* Given records:
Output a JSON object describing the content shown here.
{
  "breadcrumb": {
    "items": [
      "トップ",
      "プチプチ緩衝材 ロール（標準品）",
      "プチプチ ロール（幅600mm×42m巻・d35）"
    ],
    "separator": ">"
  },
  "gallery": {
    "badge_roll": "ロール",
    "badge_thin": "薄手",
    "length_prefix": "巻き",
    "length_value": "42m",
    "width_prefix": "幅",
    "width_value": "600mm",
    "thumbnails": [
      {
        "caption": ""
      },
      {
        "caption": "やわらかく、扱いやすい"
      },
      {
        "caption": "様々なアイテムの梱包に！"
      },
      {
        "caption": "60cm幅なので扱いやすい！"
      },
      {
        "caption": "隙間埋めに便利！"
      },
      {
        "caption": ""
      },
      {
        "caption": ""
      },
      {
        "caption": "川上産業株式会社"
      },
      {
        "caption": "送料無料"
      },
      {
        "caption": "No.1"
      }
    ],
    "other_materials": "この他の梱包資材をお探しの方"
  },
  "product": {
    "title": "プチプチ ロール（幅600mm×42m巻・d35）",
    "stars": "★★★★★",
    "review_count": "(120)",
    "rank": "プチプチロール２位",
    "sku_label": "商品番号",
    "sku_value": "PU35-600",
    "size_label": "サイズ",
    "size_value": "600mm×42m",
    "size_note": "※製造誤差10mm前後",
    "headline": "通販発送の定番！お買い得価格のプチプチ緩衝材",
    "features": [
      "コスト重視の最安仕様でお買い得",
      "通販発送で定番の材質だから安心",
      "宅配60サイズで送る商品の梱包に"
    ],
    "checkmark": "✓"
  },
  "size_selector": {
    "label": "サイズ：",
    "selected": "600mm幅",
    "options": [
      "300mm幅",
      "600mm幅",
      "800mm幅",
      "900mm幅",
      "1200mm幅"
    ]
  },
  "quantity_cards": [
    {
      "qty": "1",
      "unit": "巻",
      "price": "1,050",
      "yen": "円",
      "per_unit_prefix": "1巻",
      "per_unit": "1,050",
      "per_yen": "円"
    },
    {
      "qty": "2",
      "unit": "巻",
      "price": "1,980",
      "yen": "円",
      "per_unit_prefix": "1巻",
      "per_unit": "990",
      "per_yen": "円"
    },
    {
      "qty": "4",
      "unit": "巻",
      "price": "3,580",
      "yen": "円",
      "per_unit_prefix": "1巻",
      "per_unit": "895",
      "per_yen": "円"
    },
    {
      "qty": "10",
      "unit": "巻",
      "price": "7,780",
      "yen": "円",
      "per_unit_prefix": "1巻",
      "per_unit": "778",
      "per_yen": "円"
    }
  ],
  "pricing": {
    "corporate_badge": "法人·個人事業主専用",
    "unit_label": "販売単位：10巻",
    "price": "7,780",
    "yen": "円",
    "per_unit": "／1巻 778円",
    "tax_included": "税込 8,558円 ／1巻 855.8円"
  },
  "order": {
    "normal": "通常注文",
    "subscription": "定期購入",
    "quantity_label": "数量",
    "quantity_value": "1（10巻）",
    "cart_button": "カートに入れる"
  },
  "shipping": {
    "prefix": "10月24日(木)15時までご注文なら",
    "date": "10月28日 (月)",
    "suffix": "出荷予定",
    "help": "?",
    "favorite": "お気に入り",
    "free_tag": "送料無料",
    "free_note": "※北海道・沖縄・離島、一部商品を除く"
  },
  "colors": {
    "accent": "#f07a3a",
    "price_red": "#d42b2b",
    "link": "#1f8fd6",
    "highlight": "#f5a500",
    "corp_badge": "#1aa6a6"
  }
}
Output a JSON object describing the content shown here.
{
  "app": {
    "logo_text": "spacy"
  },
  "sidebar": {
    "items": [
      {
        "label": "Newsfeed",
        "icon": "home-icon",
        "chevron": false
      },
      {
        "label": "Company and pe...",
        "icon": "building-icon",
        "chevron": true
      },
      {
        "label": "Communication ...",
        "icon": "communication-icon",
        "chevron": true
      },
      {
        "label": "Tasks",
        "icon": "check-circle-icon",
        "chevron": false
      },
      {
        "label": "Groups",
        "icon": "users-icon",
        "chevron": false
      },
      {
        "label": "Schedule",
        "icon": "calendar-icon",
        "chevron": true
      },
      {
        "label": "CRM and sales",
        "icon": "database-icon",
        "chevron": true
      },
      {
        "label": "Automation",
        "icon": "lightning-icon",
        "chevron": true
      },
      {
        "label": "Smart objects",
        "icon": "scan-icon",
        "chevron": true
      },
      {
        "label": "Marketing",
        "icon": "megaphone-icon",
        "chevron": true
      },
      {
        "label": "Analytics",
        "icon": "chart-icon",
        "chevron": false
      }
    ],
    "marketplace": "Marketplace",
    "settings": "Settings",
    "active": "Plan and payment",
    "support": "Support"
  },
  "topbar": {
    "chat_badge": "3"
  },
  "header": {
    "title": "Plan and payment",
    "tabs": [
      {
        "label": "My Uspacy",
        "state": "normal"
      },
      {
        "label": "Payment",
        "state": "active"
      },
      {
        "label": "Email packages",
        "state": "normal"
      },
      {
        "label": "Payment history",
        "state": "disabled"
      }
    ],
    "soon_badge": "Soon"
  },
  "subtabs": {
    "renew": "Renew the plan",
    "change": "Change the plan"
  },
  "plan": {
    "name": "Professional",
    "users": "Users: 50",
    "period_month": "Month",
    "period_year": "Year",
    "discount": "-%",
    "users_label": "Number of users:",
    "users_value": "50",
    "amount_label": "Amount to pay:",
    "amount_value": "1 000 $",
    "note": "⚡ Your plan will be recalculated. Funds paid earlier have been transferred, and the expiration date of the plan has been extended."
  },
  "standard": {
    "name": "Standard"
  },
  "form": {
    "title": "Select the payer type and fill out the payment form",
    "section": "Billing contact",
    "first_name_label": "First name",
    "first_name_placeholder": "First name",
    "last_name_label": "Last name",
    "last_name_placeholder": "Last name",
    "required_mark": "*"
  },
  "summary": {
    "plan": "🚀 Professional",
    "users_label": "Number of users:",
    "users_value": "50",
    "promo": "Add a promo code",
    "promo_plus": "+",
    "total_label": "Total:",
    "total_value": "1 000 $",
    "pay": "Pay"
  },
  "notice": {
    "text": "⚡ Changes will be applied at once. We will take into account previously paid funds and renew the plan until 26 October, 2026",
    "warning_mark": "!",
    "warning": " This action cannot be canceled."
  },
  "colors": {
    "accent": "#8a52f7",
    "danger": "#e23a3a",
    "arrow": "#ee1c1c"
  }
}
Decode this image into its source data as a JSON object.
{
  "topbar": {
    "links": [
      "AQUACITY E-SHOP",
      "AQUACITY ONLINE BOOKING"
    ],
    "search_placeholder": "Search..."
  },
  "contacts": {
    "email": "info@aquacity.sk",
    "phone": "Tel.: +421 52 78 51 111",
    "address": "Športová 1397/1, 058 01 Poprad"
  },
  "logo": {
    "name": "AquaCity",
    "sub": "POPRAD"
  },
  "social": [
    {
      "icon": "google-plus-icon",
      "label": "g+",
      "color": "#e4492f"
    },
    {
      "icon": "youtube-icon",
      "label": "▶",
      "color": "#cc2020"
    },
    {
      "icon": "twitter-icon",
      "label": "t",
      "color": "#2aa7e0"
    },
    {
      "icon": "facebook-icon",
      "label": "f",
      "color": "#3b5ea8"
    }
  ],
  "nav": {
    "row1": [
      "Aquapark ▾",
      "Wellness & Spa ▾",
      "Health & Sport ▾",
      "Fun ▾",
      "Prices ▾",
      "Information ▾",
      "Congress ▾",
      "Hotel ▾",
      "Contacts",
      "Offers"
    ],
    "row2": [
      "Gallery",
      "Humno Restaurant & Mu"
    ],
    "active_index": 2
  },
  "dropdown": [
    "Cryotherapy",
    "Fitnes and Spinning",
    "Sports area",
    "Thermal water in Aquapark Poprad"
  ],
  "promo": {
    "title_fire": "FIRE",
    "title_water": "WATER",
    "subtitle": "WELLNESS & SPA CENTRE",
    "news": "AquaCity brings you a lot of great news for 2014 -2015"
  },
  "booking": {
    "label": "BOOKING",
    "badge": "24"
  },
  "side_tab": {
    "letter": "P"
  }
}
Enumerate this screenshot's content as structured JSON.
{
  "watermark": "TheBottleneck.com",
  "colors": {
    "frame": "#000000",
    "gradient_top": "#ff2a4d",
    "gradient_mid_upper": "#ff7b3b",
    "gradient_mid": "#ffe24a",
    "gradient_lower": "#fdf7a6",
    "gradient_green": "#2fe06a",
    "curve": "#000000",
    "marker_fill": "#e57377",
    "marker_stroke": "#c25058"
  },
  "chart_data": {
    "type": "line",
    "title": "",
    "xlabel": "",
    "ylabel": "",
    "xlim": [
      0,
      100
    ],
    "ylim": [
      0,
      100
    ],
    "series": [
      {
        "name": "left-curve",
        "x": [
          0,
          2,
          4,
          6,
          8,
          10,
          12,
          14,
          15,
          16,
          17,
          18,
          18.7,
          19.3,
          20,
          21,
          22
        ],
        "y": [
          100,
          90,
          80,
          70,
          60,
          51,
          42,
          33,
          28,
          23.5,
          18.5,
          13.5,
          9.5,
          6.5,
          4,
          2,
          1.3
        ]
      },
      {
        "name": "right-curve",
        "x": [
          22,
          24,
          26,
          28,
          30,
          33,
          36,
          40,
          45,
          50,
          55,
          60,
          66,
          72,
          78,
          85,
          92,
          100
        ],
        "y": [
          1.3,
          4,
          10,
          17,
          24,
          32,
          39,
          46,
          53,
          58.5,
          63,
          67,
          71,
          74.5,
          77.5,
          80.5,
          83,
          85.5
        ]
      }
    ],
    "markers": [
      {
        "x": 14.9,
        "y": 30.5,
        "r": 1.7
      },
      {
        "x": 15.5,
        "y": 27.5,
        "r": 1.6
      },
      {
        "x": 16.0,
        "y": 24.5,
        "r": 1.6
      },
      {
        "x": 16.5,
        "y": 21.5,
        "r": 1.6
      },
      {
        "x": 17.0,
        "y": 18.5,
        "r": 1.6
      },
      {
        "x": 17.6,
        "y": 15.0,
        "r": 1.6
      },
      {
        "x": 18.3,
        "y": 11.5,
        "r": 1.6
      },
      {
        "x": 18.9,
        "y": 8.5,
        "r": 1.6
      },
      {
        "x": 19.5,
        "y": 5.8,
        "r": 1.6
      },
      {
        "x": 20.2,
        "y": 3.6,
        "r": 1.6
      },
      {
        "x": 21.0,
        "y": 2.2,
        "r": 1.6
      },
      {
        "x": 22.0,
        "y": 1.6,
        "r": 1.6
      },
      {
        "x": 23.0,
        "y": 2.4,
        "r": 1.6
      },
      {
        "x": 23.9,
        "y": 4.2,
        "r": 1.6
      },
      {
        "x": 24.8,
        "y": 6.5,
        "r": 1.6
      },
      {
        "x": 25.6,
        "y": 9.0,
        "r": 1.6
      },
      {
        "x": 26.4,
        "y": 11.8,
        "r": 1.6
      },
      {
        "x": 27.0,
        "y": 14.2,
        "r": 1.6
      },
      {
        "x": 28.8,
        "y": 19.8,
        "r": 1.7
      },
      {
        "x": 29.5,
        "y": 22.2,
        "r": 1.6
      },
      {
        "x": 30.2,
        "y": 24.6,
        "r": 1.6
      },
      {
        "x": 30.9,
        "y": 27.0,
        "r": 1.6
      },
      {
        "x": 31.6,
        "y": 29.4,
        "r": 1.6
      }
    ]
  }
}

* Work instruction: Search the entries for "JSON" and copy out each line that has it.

* Your solution:
Output a JSON object describing the content shown here.
Output a JSON object describing the content shown here.
Decode this image into its source data as a JSON object.
Enumerate this screenshot's content as structured JSON.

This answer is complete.